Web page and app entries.
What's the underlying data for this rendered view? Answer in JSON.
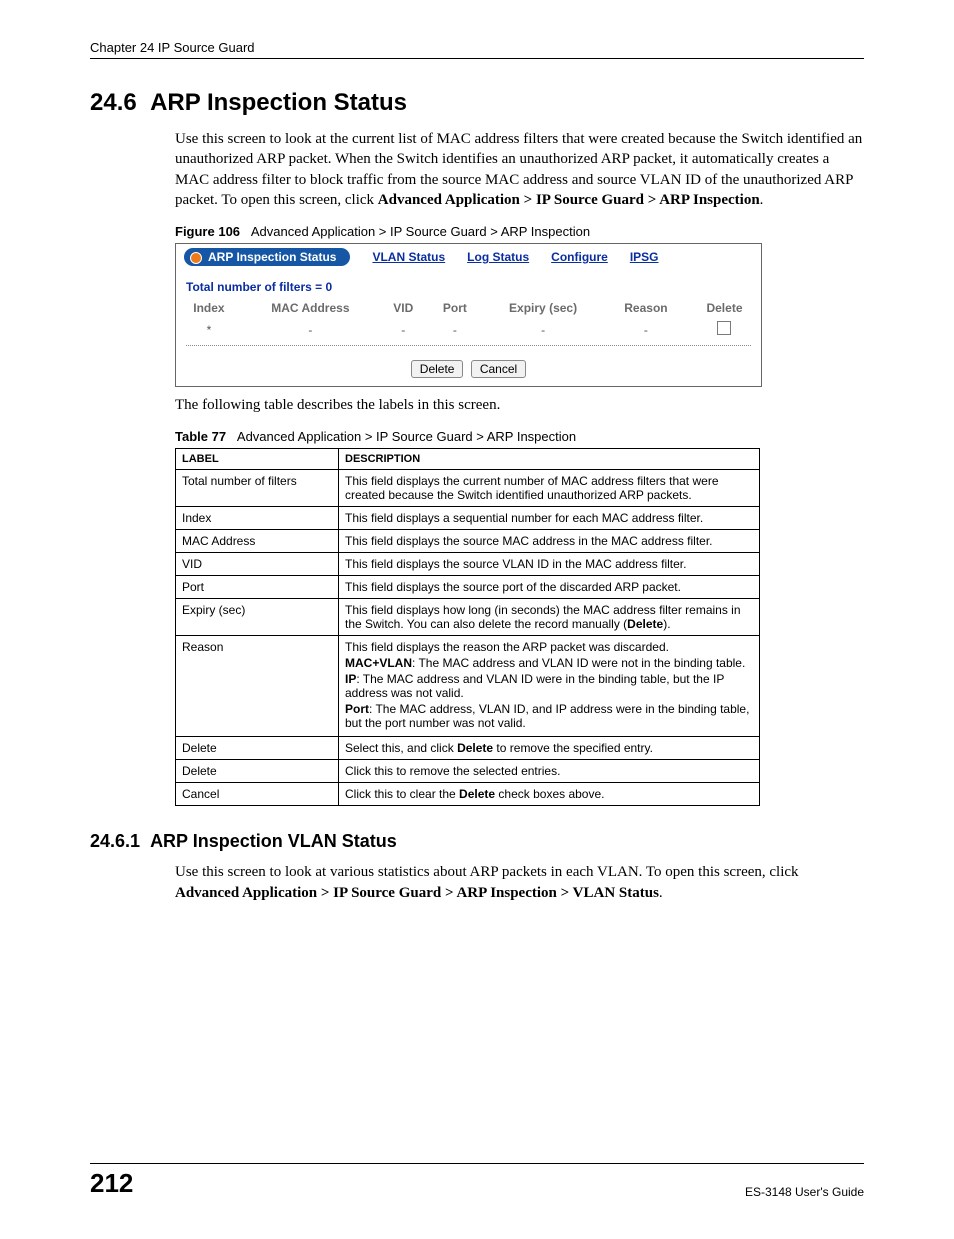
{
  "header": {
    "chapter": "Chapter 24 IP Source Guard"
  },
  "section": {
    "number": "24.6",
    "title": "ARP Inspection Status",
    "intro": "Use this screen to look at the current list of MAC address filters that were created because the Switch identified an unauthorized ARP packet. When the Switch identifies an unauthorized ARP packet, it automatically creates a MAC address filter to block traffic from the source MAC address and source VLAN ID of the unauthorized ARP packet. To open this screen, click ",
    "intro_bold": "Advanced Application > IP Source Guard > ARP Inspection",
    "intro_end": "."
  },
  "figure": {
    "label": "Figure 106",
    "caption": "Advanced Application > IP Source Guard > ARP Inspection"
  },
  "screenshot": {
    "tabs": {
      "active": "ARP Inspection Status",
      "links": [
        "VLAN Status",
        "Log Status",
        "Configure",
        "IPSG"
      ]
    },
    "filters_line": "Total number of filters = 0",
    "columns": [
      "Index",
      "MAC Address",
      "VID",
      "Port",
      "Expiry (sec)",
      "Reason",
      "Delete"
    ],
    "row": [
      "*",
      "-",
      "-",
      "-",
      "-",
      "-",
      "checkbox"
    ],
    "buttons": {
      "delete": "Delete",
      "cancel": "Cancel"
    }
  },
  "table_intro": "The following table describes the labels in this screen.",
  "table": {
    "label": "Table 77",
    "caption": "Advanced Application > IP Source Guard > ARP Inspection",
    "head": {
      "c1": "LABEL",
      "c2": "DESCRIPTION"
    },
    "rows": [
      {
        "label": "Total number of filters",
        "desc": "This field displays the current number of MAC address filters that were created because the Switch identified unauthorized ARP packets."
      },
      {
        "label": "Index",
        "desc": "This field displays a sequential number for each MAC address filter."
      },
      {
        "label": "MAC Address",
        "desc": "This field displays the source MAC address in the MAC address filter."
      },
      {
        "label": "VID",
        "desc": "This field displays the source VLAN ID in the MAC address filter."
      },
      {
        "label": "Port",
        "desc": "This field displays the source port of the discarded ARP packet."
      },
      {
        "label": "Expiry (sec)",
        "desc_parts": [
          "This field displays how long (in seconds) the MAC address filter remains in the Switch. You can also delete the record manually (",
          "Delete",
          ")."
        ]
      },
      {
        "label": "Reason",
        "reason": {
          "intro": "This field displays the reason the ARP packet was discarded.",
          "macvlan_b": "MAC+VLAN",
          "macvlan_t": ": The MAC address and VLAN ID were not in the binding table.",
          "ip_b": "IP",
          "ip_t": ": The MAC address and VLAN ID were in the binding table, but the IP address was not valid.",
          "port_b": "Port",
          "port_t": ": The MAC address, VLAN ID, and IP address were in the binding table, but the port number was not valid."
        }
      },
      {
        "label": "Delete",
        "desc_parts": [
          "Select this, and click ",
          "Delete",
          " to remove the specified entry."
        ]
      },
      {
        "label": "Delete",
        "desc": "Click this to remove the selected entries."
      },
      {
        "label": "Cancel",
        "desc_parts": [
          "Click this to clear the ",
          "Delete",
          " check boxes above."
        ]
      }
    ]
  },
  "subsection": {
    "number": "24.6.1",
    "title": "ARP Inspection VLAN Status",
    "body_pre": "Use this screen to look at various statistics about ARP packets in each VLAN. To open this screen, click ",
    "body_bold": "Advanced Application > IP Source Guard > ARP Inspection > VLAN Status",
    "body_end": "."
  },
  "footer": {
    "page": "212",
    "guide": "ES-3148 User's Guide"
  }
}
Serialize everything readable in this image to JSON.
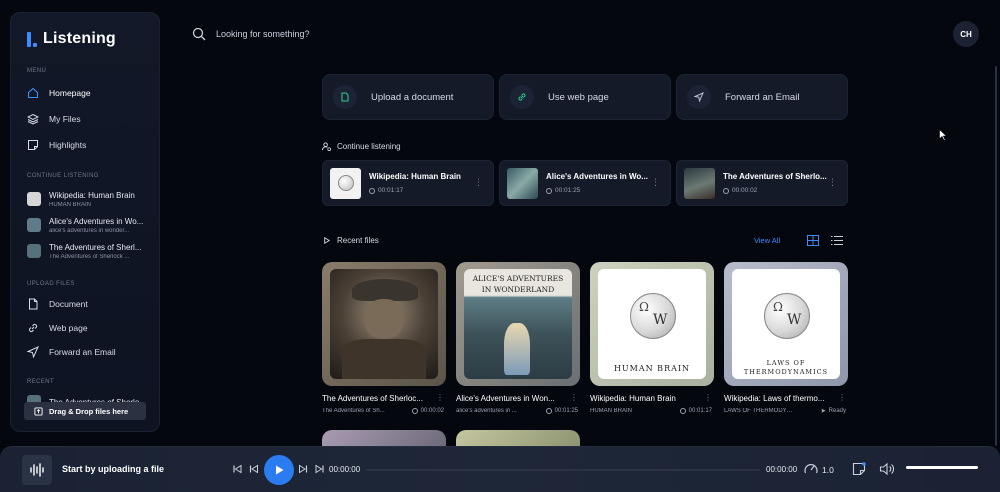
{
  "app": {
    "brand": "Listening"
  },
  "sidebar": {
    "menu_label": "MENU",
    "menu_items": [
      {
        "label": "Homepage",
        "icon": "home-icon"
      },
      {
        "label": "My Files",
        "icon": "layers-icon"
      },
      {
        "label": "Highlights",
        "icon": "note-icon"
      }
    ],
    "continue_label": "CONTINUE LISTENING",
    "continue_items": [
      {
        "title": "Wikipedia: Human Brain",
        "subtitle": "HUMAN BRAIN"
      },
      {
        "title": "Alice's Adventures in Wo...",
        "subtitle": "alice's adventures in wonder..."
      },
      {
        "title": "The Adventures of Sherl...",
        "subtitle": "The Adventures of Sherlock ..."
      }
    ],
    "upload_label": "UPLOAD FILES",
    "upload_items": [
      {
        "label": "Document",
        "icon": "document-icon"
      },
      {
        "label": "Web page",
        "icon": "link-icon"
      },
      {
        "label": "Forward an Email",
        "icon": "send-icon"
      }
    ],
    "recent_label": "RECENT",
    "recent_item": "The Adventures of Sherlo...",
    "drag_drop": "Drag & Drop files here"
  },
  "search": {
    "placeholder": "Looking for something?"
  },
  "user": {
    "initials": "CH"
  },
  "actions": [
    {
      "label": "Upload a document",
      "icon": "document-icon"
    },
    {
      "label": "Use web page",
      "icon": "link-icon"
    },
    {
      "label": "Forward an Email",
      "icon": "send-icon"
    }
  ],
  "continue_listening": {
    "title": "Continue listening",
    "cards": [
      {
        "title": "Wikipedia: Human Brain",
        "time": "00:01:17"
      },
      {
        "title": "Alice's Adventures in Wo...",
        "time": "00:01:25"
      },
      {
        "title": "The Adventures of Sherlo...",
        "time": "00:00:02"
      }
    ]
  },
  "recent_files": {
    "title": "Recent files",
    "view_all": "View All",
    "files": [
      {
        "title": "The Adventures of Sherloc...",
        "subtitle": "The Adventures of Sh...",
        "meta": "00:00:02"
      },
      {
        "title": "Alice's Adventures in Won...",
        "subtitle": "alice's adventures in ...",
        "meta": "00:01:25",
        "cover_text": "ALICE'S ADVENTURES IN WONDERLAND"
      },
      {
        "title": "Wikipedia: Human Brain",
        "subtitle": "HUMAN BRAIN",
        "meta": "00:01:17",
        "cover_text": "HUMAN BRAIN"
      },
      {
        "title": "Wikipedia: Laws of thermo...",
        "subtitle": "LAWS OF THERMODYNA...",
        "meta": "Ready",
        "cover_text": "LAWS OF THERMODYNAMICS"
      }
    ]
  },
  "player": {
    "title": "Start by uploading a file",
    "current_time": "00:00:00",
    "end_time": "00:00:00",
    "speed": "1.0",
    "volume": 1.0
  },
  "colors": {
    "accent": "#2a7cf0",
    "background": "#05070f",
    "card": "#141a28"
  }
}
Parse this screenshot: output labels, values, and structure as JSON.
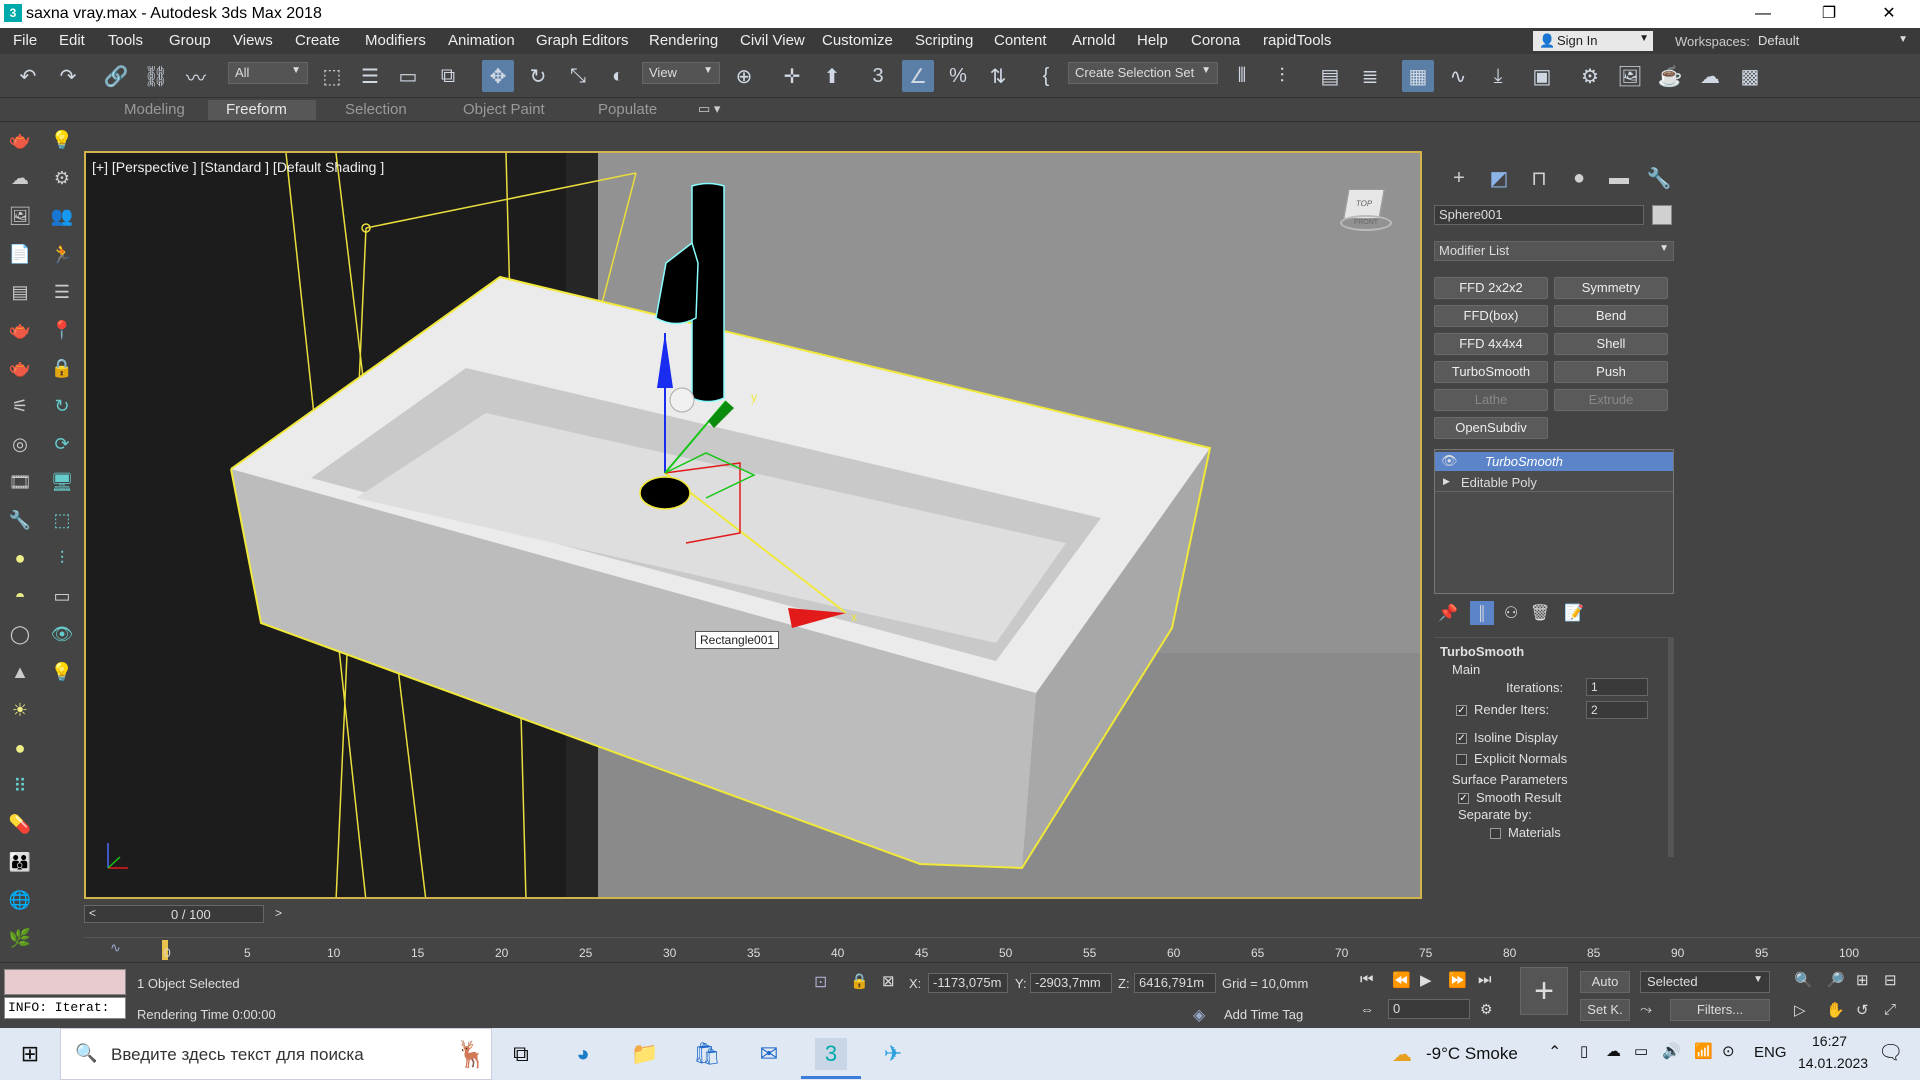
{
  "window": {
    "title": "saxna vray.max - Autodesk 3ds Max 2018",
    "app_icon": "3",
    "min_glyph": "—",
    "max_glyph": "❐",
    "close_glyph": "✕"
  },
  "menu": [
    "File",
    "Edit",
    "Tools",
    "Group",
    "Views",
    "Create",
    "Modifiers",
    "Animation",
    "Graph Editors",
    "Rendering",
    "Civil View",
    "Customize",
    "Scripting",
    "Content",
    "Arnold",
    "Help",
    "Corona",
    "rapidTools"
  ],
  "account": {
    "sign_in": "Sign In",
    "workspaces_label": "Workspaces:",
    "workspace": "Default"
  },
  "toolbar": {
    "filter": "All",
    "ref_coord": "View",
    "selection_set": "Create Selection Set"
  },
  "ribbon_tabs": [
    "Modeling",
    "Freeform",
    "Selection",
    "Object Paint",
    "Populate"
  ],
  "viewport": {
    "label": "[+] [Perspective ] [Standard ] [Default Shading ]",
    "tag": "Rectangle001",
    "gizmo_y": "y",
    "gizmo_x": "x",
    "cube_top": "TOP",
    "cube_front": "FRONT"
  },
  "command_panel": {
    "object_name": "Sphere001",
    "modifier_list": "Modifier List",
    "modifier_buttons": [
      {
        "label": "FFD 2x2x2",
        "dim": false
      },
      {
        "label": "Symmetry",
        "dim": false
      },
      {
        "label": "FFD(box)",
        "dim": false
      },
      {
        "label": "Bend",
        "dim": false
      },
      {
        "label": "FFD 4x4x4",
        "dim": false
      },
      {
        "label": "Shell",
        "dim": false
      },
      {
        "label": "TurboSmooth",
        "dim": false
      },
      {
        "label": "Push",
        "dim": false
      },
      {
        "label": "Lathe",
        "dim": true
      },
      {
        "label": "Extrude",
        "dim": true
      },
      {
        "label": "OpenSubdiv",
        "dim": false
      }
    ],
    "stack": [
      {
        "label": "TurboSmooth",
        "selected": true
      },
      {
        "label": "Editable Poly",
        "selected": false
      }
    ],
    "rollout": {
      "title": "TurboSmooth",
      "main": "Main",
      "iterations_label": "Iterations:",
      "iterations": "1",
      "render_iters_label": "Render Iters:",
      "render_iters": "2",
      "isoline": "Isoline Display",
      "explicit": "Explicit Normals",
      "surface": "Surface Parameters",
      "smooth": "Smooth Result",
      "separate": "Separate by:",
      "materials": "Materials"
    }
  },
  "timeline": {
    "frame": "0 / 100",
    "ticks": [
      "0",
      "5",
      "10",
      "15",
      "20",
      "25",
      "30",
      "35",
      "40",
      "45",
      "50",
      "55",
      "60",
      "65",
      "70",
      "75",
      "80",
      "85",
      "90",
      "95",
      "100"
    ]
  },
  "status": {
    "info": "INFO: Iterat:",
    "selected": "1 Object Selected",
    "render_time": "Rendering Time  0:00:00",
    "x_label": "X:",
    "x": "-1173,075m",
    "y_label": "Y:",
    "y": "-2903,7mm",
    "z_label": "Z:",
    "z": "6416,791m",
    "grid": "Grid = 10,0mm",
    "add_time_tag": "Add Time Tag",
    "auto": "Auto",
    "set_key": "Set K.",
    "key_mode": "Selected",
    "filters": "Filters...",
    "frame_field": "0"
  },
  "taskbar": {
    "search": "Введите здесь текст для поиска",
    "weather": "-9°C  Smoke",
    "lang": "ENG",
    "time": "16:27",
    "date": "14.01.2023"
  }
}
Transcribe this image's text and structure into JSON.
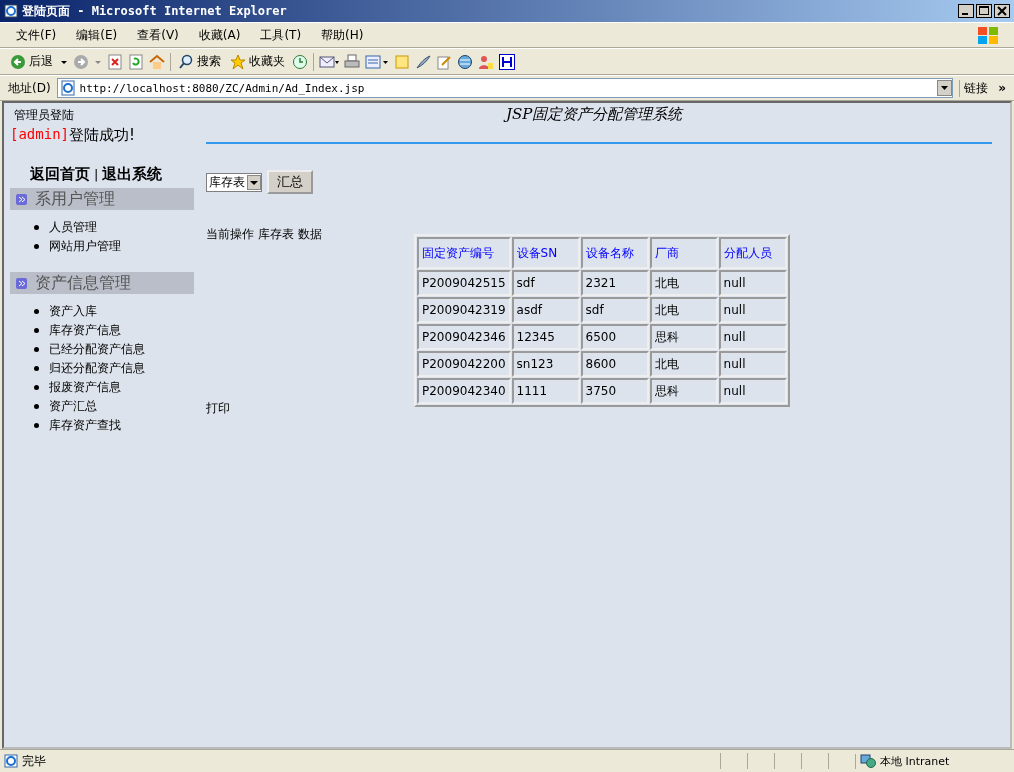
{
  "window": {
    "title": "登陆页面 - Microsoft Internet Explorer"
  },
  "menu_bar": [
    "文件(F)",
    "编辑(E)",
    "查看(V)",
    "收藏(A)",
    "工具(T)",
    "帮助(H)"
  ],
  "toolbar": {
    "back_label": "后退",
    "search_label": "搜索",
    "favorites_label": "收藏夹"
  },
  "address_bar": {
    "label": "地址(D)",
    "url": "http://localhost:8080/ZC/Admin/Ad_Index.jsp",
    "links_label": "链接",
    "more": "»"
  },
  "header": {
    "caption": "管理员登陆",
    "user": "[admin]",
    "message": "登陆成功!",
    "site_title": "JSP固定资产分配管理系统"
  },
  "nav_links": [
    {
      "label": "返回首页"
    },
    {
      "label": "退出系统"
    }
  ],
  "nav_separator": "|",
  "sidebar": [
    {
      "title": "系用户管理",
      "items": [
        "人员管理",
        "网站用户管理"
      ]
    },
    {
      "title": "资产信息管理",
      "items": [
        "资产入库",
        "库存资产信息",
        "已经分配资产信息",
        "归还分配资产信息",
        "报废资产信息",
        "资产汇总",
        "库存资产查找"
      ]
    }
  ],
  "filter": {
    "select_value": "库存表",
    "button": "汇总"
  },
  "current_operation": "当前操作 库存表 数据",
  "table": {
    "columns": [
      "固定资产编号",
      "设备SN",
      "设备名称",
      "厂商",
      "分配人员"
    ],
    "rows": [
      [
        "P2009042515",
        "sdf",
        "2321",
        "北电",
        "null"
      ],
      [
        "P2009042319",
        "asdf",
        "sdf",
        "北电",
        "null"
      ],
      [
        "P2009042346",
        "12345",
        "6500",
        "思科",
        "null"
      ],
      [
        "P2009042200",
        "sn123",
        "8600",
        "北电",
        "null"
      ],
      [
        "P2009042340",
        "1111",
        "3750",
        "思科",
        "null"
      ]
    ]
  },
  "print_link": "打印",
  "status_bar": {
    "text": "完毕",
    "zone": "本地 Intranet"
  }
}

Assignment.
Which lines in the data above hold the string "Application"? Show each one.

Exercise output.
    "intro_bold": "Advanced Application > IP Source Guard > ARP Inspection",
    "caption": "Advanced Application > IP Source Guard > ARP Inspection"
    "caption": "Advanced Application > IP Source Guard > ARP Inspection",
    "body_bold": "Advanced Application > IP Source Guard > ARP Inspection > VLAN Status",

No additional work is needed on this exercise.